Work item:
Look through the entries that follow and return each line that has the string "ggplot".

[Records to process]

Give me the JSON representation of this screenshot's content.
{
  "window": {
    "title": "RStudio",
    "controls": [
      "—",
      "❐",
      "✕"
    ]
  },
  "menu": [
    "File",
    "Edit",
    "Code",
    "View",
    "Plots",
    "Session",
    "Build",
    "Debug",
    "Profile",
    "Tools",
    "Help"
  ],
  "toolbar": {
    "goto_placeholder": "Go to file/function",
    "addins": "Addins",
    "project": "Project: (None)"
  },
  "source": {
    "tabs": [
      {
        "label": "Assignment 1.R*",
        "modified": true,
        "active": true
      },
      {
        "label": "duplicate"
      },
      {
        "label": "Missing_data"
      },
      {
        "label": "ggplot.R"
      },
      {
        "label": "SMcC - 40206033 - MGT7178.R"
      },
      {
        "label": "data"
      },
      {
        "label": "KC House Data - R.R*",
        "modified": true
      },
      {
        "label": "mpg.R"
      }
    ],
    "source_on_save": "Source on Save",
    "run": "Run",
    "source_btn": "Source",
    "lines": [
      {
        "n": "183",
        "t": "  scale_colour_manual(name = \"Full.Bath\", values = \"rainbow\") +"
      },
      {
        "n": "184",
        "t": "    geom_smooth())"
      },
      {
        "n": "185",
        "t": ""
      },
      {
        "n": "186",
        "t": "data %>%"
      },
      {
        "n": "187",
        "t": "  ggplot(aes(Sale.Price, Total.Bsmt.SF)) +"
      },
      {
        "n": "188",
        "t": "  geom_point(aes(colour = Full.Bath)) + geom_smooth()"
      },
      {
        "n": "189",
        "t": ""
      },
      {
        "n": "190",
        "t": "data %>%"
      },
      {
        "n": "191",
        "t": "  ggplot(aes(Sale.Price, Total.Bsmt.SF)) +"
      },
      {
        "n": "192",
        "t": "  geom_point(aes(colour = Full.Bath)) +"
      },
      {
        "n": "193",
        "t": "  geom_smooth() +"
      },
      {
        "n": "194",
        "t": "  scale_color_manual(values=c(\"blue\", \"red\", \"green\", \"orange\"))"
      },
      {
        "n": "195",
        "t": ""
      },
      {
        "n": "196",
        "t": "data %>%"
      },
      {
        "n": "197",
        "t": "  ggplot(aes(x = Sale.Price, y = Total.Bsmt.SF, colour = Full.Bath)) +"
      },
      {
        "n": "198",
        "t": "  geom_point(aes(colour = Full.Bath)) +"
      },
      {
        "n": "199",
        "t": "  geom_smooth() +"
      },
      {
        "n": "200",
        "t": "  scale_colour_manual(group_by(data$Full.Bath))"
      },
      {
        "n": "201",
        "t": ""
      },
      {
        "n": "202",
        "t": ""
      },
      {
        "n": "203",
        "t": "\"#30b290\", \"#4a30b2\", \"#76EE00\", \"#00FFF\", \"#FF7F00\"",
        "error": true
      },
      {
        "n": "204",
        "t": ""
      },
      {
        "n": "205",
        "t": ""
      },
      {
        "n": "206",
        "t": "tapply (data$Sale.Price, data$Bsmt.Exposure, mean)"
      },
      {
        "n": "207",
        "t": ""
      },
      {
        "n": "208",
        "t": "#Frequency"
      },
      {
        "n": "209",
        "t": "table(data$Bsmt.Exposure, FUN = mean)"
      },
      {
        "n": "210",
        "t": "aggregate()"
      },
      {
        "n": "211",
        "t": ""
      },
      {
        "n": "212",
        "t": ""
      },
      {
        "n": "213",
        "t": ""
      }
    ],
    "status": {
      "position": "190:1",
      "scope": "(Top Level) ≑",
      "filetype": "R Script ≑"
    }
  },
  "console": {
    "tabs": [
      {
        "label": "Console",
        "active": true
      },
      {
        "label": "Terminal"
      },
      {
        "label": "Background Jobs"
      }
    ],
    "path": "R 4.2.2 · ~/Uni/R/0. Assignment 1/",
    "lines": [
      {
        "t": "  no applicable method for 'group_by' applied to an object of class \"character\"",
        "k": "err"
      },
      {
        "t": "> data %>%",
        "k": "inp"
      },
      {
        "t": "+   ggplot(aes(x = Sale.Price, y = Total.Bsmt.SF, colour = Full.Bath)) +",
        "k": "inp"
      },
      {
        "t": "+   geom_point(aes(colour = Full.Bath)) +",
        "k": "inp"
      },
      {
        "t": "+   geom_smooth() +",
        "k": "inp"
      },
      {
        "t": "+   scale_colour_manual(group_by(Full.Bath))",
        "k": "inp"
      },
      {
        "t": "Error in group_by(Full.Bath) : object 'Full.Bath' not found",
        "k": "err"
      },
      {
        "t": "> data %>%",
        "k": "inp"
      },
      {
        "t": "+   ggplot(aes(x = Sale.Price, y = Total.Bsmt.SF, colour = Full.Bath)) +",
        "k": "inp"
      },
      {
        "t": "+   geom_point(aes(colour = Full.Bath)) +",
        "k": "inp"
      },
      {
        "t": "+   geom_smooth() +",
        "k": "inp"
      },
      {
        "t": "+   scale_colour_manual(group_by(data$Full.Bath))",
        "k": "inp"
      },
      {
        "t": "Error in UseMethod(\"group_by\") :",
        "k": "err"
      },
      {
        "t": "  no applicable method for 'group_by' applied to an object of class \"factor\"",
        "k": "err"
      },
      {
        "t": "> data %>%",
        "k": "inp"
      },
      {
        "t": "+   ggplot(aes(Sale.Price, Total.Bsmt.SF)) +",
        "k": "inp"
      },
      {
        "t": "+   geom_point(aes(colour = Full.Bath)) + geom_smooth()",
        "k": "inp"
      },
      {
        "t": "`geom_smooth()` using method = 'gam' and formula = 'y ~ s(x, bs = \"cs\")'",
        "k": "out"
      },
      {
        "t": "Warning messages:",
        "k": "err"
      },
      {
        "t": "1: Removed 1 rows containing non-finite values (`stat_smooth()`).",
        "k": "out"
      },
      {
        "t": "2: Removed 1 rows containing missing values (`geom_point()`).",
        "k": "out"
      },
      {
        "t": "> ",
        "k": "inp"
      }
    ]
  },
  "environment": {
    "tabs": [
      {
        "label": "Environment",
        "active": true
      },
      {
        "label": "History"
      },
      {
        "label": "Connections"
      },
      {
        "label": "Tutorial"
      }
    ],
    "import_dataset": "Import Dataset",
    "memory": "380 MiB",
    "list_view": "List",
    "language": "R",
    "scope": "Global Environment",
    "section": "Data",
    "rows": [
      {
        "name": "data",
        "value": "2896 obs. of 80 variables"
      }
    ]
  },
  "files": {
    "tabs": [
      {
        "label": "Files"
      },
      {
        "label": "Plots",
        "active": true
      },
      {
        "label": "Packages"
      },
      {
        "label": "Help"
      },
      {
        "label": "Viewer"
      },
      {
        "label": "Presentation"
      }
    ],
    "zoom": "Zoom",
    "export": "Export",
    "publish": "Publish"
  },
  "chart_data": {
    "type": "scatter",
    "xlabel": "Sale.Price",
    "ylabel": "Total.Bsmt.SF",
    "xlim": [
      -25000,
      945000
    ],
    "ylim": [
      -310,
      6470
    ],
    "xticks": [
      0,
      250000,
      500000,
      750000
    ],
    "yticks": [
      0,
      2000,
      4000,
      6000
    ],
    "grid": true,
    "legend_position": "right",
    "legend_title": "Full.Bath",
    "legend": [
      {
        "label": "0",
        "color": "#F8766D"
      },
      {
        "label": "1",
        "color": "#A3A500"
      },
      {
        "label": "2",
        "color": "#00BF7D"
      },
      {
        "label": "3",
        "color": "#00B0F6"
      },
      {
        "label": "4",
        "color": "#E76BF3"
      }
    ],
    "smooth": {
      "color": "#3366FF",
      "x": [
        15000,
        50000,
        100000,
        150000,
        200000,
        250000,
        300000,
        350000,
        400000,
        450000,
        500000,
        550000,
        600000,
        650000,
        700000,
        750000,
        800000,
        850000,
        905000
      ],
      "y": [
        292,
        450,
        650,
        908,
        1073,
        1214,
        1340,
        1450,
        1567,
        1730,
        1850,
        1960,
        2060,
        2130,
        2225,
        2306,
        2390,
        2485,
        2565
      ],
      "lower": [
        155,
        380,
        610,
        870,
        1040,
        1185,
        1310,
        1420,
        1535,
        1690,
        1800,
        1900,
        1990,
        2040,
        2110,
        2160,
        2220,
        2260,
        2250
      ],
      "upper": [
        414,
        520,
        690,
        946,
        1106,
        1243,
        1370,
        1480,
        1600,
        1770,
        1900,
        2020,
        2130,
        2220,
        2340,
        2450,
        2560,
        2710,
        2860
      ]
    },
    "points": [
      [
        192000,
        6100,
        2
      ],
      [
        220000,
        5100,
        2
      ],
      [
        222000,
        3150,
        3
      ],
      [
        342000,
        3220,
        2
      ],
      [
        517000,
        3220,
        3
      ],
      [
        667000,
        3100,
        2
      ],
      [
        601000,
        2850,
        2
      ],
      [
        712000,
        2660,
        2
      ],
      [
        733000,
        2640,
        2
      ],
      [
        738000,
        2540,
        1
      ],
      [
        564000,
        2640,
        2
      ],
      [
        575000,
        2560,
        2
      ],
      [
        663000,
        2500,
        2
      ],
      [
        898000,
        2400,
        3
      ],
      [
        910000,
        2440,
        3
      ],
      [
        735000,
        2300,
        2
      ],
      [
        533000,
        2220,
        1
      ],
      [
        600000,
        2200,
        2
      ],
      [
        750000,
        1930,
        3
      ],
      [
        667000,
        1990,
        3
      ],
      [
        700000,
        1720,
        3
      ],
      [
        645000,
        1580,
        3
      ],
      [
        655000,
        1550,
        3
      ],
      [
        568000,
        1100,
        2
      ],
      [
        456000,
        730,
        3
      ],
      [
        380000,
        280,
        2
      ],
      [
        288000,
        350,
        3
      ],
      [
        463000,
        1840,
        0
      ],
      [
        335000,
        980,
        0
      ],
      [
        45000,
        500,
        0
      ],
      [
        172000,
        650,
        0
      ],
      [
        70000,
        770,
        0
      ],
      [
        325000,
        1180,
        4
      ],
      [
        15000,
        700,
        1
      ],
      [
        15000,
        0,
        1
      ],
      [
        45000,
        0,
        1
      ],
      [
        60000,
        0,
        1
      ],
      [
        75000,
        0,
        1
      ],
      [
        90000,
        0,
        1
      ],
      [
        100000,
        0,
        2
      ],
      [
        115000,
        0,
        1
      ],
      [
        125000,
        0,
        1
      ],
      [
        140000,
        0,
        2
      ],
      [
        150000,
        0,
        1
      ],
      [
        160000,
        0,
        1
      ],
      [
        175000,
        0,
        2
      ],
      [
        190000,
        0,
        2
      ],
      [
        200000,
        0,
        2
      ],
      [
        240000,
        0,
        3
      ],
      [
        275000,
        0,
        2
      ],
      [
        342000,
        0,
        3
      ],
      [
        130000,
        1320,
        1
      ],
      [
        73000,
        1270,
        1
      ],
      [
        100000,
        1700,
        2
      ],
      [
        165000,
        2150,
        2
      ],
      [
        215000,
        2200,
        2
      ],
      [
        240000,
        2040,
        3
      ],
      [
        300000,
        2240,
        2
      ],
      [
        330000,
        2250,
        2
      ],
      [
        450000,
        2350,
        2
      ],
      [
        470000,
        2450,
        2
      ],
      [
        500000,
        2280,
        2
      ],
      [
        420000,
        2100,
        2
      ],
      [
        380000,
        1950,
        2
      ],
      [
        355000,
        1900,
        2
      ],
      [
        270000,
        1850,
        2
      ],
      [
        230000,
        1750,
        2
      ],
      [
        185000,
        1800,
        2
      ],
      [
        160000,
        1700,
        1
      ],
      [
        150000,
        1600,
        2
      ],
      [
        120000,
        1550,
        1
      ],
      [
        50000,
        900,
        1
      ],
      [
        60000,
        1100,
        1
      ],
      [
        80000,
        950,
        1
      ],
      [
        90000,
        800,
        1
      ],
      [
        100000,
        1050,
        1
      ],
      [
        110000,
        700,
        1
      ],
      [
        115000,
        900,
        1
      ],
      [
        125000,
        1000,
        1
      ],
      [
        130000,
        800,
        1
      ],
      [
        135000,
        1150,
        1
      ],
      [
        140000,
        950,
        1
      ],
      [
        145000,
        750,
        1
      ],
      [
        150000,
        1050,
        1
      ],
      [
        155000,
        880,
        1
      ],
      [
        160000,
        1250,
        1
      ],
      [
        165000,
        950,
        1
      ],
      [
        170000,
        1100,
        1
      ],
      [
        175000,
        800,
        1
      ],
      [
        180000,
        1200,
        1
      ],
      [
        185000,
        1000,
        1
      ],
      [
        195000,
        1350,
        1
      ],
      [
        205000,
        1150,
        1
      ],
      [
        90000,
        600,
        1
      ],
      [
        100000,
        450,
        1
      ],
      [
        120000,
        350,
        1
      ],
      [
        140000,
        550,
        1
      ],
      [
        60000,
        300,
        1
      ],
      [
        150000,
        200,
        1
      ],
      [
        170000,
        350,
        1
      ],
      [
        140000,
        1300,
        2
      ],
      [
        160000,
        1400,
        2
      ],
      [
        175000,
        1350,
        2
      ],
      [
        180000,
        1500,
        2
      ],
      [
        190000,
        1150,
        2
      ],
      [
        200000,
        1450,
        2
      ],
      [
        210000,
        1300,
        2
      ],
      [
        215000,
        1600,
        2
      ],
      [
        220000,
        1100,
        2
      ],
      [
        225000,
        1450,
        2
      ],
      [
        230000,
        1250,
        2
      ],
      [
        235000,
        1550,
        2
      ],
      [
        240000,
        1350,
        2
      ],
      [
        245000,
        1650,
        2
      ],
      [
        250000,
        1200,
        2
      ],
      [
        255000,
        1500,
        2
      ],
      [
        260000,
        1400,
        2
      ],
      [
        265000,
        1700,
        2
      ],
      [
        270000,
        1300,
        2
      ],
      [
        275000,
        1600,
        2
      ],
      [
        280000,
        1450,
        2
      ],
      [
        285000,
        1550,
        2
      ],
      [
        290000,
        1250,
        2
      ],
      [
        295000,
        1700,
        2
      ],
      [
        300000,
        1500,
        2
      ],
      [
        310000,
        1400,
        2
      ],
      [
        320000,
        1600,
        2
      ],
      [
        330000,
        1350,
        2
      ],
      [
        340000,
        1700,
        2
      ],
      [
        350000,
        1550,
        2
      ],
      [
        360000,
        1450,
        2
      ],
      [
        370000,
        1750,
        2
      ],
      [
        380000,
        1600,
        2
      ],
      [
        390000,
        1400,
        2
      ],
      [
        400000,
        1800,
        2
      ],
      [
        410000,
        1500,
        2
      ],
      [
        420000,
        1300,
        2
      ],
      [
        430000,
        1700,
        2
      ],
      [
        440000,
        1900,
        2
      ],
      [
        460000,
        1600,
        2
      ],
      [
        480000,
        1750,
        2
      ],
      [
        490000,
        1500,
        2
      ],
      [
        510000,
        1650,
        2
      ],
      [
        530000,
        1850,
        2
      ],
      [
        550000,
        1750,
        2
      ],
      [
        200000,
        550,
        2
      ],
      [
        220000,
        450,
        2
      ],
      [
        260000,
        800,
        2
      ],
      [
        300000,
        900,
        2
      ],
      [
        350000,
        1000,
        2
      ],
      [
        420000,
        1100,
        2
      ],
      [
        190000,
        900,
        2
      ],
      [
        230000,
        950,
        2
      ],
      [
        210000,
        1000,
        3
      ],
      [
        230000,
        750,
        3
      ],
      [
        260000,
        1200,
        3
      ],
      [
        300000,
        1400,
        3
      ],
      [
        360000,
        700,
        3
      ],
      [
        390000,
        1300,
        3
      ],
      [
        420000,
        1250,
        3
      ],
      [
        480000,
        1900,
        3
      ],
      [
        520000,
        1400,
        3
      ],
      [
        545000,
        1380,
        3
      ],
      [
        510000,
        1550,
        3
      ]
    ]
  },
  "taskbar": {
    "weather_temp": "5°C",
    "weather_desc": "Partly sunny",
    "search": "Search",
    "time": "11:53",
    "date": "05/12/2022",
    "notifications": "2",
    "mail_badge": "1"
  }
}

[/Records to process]

Response area:
        "label": "ggplot.R"
        "t": "  ggplot(aes(Sale.Price, Total.Bsmt.SF)) +"
        "t": "  ggplot(aes(Sale.Price, Total.Bsmt.SF)) +"
        "t": "  ggplot(aes(x = Sale.Price, y = Total.Bsmt.SF, colour = Full.Bath)) +"
        "t": "+   ggplot(aes(x = Sale.Price, y = Total.Bsmt.SF, colour = Full.Bath)) +",
        "t": "+   ggplot(aes(x = Sale.Price, y = Total.Bsmt.SF, colour = Full.Bath)) +",
        "t": "+   ggplot(aes(Sale.Price, Total.Bsmt.SF)) +",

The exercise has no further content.